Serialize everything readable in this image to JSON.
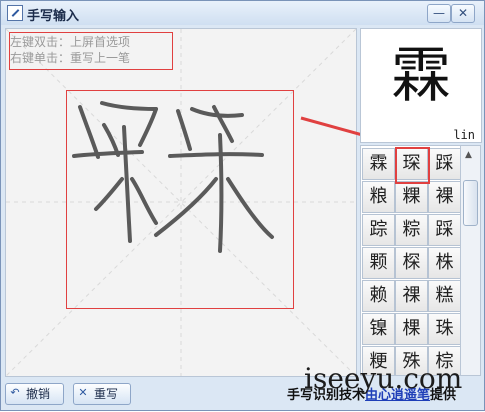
{
  "window": {
    "title": "手写输入",
    "minimize_glyph": "—",
    "close_glyph": "✕"
  },
  "pad": {
    "hint_line1": "左键双击：上屏首选项",
    "hint_line2": "右键单击：重写上一笔"
  },
  "preview": {
    "char": "霖",
    "pinyin": "lin"
  },
  "candidates": [
    [
      "霖",
      "琛",
      "踩"
    ],
    [
      "粮",
      "粿",
      "裸"
    ],
    [
      "踪",
      "粽",
      "踩"
    ],
    [
      "颗",
      "棎",
      "株"
    ],
    [
      "赖",
      "祼",
      "糕"
    ],
    [
      "镍",
      "棵",
      "珠"
    ],
    [
      "粳",
      "殊",
      "棕"
    ]
  ],
  "buttons": {
    "undo": "撤销",
    "rewrite": "重写"
  },
  "credit": {
    "prefix": "手写识别技术",
    "link": "由心逍遥笔",
    "suffix": "提供"
  },
  "watermark": "iseeyu.com",
  "colors": {
    "highlight": "#e04040",
    "link": "#1f3fb8"
  }
}
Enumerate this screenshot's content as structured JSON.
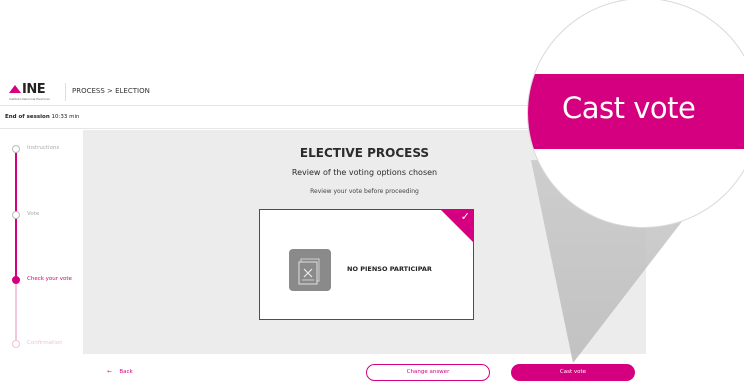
{
  "header": {
    "logo_text": "INE",
    "logo_subtitle": "Instituto Nacional Electoral",
    "breadcrumb": "PROCESS > ELECTION"
  },
  "session": {
    "label": "End of session",
    "time": "10:33 min"
  },
  "steps": [
    {
      "label": "Instructions",
      "state": "done"
    },
    {
      "label": "Vote",
      "state": "done"
    },
    {
      "label": "Check your vote",
      "state": "active"
    },
    {
      "label": "Confirmation",
      "state": "pending"
    }
  ],
  "main": {
    "title": "ELECTIVE PROCESS",
    "subtitle": "Review of the voting options chosen",
    "hint": "Review your vote before proceeding"
  },
  "option": {
    "label": "NO PIENSO PARTICIPAR",
    "icon": "ballot-cancel-icon",
    "selected": true
  },
  "footer": {
    "back_label": "Back",
    "change_label": "Change answer",
    "cast_label": "Cast vote"
  },
  "zoom": {
    "label": "Cast vote"
  },
  "colors": {
    "accent": "#d5007f",
    "content_bg": "#ececec"
  }
}
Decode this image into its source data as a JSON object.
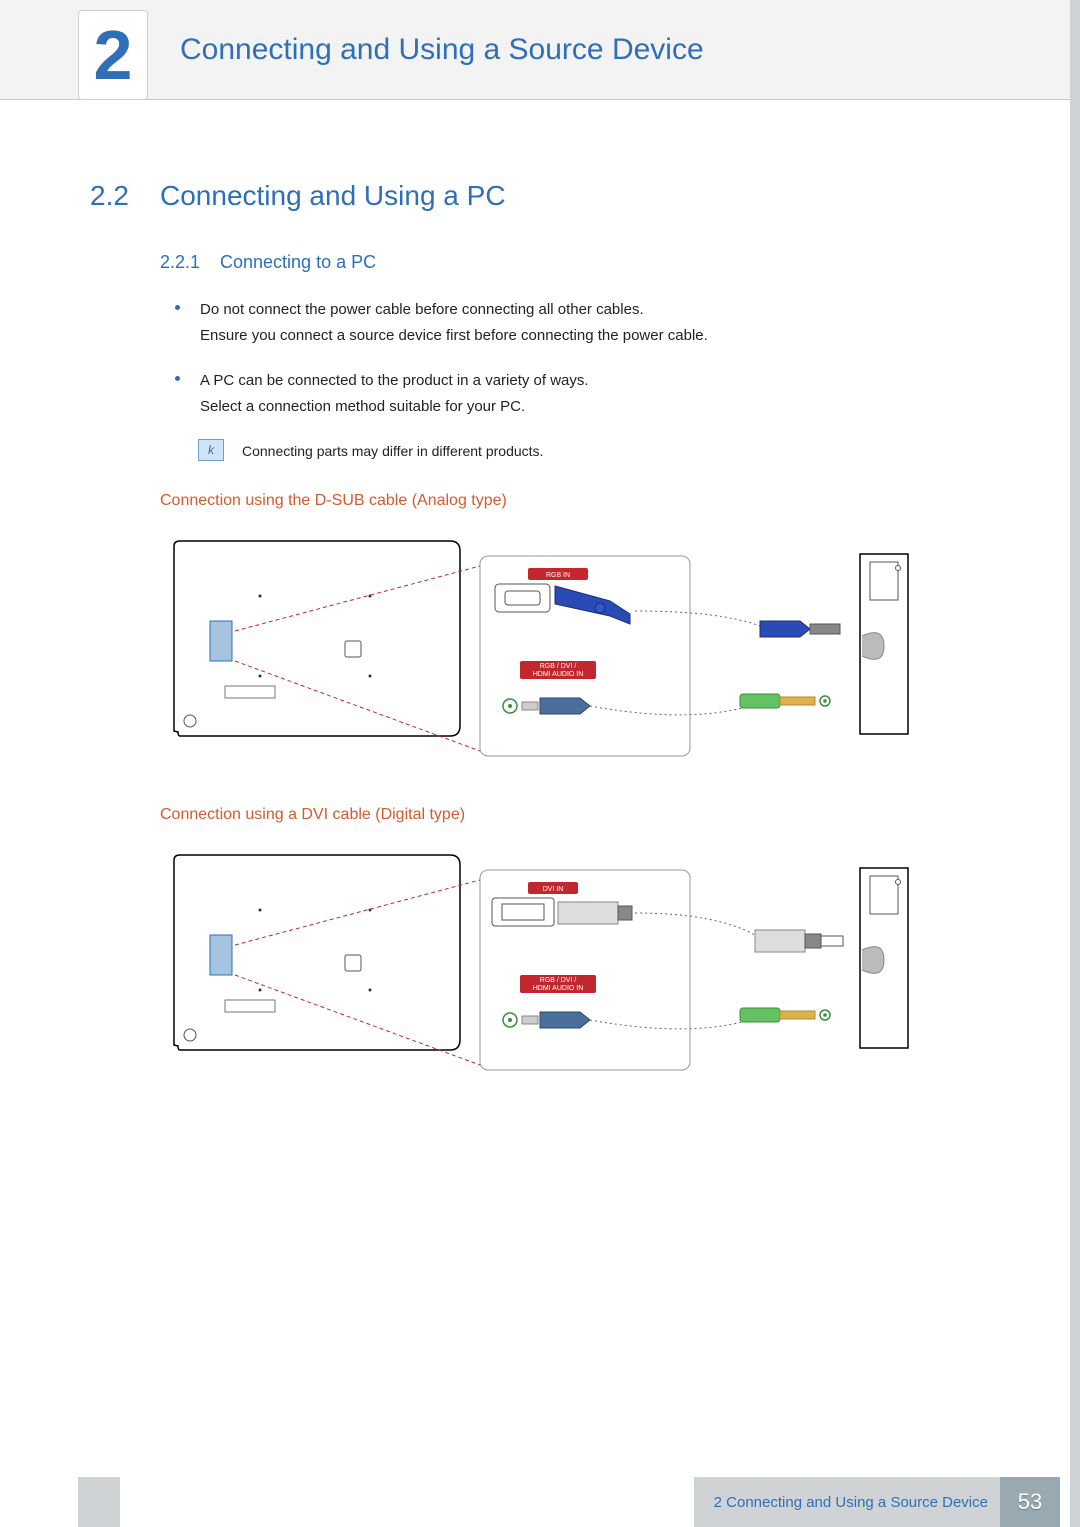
{
  "header": {
    "chapter_number": "2",
    "chapter_title": "Connecting and Using a Source Device"
  },
  "section": {
    "number": "2.2",
    "title": "Connecting and Using a PC"
  },
  "subsection": {
    "number": "2.2.1",
    "title": "Connecting to a PC"
  },
  "bullets": [
    {
      "line1": "Do not connect the power cable before connecting all other cables.",
      "line2": "Ensure you connect a source device first before connecting the power cable."
    },
    {
      "line1": "A PC can be connected to the product in a variety of ways.",
      "line2": "Select a connection method suitable for your PC."
    }
  ],
  "note_text": "Connecting parts may differ in different products.",
  "diagram1": {
    "heading": "Connection using the D-SUB cable (Analog type)",
    "port1_label": "RGB IN",
    "port2_label_l1": "RGB / DVI /",
    "port2_label_l2": "HDMI AUDIO IN"
  },
  "diagram2": {
    "heading": "Connection using a DVI cable (Digital type)",
    "port1_label": "DVI IN",
    "port2_label_l1": "RGB / DVI /",
    "port2_label_l2": "HDMI AUDIO IN"
  },
  "footer": {
    "chapter_ref": "2 Connecting and Using a Source Device",
    "page_number": "53"
  }
}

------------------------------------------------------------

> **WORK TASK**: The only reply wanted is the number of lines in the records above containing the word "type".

> **ANSWER TO THE EXERCISE**: 2